Manufacturing isn’t the issue. Employment is the issue. More specifically, the lack of living wage employment is the issue. And it is going to get worse as time goes on. Here are some more numbers to consider:
U.S. Manufacturing is at a High Point
In fact, the total inflation-adjusted output of the U.S. manufacturing sector is now higher than it has ever been.—Mark Muro, Brookings Institute
If we misstate the issue, we will solve the wrong problem. Manufacturing jobs are not coming back to the U.S. in any significant quantity—despite all hyperbolic statements to the contrary. Those comments are not based in any kind of understanding of global economic reality. Oh, I expect politicians to crow about 500 jobs here and a thousand jobs there, but—HELLO!—we “need” 120k jobs per month to take care of those entering the job market. Manufacturing isn’t going to be the source of those jobs. Think Gig Economy.
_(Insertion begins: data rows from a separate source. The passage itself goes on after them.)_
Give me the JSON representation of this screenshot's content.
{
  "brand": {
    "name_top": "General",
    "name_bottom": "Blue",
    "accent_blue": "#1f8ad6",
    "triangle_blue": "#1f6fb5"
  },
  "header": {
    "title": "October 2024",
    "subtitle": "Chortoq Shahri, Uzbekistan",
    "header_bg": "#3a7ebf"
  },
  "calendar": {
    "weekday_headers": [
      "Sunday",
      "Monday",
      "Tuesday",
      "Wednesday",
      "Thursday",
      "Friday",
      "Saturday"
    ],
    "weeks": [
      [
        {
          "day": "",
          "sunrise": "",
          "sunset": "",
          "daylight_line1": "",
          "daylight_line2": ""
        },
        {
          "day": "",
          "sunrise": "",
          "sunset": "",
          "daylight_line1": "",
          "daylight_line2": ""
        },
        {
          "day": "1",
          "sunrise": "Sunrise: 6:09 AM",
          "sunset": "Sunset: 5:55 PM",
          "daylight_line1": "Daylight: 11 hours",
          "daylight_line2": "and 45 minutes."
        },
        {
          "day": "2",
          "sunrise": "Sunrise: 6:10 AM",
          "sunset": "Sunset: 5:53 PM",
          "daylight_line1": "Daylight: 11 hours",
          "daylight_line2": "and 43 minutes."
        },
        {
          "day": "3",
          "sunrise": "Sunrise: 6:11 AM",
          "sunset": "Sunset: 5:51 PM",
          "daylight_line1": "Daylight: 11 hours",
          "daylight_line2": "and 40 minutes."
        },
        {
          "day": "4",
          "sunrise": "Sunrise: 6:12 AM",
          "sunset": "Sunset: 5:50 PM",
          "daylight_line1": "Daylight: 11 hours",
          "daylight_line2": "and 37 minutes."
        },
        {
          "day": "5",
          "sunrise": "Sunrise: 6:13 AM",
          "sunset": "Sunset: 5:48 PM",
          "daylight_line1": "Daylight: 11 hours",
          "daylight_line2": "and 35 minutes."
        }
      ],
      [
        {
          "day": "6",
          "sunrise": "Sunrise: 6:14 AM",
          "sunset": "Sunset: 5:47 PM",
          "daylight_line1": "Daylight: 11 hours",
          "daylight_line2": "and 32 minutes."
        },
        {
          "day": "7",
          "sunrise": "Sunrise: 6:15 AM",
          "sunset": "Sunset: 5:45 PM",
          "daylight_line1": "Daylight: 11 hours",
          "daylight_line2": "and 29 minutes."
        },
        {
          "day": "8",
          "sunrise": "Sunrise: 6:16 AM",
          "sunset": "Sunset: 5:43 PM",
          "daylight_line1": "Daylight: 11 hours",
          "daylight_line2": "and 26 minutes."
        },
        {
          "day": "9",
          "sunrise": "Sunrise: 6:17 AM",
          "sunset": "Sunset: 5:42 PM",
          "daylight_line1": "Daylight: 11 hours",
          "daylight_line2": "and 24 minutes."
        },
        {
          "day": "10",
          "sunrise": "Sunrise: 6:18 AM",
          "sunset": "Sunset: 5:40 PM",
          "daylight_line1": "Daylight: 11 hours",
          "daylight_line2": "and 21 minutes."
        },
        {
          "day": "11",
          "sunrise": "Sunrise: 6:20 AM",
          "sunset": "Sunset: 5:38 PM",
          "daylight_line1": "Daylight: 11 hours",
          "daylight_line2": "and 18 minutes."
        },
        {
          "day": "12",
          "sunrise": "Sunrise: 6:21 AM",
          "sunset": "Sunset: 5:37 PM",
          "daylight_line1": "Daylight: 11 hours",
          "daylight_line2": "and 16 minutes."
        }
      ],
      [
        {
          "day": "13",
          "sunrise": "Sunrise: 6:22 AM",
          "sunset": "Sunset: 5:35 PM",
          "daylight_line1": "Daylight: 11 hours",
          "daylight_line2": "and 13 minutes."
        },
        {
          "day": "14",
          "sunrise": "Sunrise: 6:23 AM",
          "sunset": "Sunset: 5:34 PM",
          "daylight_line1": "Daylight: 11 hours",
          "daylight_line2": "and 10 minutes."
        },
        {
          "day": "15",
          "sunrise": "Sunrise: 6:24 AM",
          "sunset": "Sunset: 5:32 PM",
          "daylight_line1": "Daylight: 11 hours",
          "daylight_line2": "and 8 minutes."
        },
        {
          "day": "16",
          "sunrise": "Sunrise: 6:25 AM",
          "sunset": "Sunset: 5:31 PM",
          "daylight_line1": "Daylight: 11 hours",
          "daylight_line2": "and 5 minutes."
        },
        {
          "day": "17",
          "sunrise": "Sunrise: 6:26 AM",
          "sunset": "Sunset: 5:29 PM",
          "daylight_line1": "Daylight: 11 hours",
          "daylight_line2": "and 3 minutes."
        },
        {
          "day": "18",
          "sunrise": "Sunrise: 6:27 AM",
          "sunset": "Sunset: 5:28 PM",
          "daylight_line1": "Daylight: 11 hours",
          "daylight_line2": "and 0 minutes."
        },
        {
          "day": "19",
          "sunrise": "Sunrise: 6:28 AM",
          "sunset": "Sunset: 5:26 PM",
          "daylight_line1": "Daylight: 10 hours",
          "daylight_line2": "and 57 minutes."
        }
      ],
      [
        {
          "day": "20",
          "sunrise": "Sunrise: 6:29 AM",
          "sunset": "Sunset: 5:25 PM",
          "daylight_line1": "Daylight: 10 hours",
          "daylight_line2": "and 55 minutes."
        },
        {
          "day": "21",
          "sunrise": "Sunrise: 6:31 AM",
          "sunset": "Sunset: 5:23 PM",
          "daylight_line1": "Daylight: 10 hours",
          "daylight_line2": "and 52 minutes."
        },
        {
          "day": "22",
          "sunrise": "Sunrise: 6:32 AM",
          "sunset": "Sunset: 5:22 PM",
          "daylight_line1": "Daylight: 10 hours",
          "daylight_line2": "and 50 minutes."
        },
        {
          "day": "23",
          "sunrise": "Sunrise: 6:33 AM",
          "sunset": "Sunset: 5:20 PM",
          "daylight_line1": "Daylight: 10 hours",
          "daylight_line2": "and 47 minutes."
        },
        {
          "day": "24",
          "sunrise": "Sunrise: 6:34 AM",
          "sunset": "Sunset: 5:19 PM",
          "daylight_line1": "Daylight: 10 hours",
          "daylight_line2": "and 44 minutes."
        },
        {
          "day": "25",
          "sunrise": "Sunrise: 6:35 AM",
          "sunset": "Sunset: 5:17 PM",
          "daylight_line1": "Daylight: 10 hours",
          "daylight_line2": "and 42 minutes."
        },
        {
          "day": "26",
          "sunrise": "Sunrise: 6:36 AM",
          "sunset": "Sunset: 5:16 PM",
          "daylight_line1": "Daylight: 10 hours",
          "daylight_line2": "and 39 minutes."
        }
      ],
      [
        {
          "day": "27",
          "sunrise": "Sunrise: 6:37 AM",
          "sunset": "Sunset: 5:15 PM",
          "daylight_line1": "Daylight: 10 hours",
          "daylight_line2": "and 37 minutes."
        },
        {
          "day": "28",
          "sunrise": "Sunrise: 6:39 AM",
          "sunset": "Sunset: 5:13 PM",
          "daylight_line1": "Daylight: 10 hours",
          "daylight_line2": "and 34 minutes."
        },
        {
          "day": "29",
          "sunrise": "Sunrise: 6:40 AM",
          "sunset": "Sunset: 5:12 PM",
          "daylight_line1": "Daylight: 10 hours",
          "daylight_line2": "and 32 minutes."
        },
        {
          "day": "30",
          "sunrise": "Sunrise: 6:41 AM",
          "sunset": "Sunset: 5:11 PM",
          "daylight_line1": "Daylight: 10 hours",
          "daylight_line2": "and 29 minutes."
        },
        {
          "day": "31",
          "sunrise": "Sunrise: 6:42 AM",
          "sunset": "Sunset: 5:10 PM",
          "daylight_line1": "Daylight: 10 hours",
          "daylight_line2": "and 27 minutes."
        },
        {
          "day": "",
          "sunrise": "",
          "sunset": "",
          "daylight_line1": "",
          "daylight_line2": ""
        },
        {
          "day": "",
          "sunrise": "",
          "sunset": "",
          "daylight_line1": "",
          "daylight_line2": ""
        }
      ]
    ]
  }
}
Look at that chart again. Massive production with fewer and fewer employees.
Agriculture Showed the Way
Also, think agriculture. We’ve been here at the massive job loss economy before. It used to be that a majority of our citizens were farm workers. Now we have less than 2% of our population working in agriculture. And we’re feeding a huge number of people. Some might argue that we are feeding a significant portion of the world, not just our own people. That progress is due to technology.
Here’s the rub though. It took a long while to get through the transition. And farm hands had a “ready-made” place to go—they went to the factory and to urban retail businesses. Change was slow back then. People had time to react.
Change now moves at the speed of the internet. And, there isn’t a ready-made place for the obsolete factory worker to go. It takes a big change in education level to move a worker from, say, the automotive production line to programming and maintaining the robots that obsoleted that worker.
High manufacturing employment is a thing of the past. To be competitive in the global market—it isn’t going away no matter how hard we might wish that it would—we will have no choice but to continue to automate wherever and whenever we can. As we mistakenly fight to raise wages for labor, we will only cause automation to accelerate.
We cannot solve our problems with the same thinking we used when we created them.—Albert Einstein
The conclusion I draw is that we cannot solve our problems by going backwards. As stated above, our manufacturing jobs are leveraged 5 to 1 from when we started embracing automation and low cost labor. Barking up the “bring back manufacturing back” tree will lead nowhere. It’s the wrong tree!
We need to be working on how to take advantage of the almost negligible cost of manufacturing, achieved with almost no human labor. How do we share in that dawning miracle? How do we make sure that more than just a very few benefit from that severe job loss?
That is the issue to solve. Don’t be fooled by those who either are ignorant or charlatans. Both political parties have been harping on the need to bring manufacturing jobs back to the U.S. I’ll say it again—that isn’t going to happen to any significant degree. We must work to find a solution other than manufacturing jobs to ensure a decent standard of living for our citizens.
Any ideas? Are you capable of new thinking on this job loss topic? Can we continue to be an economy based on consumption? How do we measure contentment and standard of living? What examples are there from other countries that seem to have solved this problem? Are we mature enough to learn from others and embrace solutions not invented here?